• **Task directions**:
The answer must consist of every line from the entries that holds the word "name".

• **Excerpted records**:
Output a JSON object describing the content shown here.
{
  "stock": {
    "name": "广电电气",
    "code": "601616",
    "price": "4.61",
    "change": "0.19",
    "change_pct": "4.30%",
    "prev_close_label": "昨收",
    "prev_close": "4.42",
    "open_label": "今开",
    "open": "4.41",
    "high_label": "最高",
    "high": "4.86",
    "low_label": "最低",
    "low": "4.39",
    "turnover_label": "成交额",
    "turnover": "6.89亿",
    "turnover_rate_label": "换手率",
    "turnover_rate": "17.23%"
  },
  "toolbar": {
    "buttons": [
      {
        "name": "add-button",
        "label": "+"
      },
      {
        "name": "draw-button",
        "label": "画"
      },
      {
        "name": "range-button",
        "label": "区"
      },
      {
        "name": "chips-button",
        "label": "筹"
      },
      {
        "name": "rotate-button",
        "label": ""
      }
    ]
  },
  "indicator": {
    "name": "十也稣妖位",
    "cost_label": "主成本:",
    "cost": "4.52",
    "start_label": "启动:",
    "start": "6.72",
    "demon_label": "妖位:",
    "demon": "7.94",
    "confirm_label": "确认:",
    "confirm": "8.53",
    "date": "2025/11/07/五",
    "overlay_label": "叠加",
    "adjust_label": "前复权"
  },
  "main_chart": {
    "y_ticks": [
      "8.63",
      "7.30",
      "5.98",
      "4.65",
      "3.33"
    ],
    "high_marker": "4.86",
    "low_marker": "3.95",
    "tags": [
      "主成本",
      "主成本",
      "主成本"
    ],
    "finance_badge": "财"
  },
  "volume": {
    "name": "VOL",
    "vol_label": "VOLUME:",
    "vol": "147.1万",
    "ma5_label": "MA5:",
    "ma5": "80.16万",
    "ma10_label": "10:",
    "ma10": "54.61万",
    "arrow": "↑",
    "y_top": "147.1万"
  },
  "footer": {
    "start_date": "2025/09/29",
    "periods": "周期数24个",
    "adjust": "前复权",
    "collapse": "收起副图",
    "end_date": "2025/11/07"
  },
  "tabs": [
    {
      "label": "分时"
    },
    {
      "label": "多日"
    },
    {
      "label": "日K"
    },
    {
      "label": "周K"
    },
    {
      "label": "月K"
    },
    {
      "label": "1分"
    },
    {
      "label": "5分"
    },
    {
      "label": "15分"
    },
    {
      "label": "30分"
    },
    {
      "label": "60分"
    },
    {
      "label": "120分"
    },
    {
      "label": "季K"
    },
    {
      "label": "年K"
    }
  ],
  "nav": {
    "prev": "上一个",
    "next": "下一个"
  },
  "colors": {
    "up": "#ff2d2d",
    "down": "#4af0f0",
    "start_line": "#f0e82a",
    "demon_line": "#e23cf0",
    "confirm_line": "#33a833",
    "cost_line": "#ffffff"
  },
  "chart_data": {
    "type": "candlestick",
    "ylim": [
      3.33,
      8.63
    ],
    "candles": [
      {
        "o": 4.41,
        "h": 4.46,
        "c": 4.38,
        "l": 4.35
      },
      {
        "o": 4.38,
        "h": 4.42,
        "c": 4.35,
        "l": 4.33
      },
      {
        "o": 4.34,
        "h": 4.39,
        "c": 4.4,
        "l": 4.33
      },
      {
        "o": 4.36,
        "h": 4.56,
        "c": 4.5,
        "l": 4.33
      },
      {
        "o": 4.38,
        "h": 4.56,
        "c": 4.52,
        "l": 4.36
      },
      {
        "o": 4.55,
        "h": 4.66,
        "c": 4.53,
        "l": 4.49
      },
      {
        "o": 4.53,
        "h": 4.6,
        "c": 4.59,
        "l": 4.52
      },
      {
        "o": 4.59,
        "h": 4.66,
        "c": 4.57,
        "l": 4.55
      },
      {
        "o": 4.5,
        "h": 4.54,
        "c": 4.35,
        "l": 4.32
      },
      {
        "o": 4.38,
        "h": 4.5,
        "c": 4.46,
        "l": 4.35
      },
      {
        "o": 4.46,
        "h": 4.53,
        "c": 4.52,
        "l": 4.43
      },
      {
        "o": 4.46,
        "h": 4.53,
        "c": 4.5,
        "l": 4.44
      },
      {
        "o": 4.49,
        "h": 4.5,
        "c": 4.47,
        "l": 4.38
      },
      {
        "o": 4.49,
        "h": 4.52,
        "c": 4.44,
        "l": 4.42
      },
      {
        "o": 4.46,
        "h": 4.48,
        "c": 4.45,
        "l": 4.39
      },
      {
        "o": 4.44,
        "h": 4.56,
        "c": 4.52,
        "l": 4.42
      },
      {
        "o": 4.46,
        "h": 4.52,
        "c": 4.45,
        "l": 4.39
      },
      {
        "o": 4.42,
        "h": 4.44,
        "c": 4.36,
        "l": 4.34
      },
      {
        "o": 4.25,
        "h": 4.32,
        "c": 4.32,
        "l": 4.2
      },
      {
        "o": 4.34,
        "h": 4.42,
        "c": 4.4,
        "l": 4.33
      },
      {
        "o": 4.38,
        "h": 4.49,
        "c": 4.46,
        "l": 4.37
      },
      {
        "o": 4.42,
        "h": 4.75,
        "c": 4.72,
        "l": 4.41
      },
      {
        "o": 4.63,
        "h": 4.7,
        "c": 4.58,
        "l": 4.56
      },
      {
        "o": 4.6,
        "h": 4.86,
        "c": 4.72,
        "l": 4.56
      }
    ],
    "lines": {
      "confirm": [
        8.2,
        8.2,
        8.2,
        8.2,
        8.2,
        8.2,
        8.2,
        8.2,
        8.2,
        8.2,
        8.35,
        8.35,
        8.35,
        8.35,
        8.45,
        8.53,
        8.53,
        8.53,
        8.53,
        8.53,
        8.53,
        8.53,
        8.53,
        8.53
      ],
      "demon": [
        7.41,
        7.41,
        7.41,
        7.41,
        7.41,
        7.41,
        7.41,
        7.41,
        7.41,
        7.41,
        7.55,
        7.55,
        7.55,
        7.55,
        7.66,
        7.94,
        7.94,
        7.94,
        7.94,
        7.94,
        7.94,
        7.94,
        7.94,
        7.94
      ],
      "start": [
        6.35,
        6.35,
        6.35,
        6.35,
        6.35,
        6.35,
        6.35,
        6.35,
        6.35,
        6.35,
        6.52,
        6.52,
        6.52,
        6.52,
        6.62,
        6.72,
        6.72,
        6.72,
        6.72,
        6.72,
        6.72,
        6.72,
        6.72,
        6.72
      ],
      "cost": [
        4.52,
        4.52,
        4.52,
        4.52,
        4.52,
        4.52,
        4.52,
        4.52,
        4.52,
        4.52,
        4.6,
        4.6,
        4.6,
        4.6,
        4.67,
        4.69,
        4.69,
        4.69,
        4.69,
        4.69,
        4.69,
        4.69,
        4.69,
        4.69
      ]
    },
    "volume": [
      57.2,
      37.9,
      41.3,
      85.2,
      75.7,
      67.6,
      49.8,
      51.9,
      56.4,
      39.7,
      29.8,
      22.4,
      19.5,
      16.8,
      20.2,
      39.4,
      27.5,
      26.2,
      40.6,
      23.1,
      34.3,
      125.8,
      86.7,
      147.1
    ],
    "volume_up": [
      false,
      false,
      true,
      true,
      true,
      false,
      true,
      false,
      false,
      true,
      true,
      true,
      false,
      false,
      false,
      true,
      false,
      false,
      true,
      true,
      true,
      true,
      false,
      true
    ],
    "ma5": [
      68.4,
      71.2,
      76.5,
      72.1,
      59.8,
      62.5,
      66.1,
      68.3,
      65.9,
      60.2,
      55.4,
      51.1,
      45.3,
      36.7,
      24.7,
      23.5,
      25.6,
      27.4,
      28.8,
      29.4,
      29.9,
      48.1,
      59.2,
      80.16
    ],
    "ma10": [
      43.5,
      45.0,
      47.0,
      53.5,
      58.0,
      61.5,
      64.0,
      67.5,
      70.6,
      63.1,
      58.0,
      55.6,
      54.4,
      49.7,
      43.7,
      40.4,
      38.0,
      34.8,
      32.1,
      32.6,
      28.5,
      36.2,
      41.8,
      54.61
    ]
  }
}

• **Answer below**:
    "name": "广电电气",
        "name": "add-button",
        "name": "draw-button",
        "name": "range-button",
        "name": "chips-button",
        "name": "rotate-button",
    "name": "十也稣妖位",
    "name": "VOL",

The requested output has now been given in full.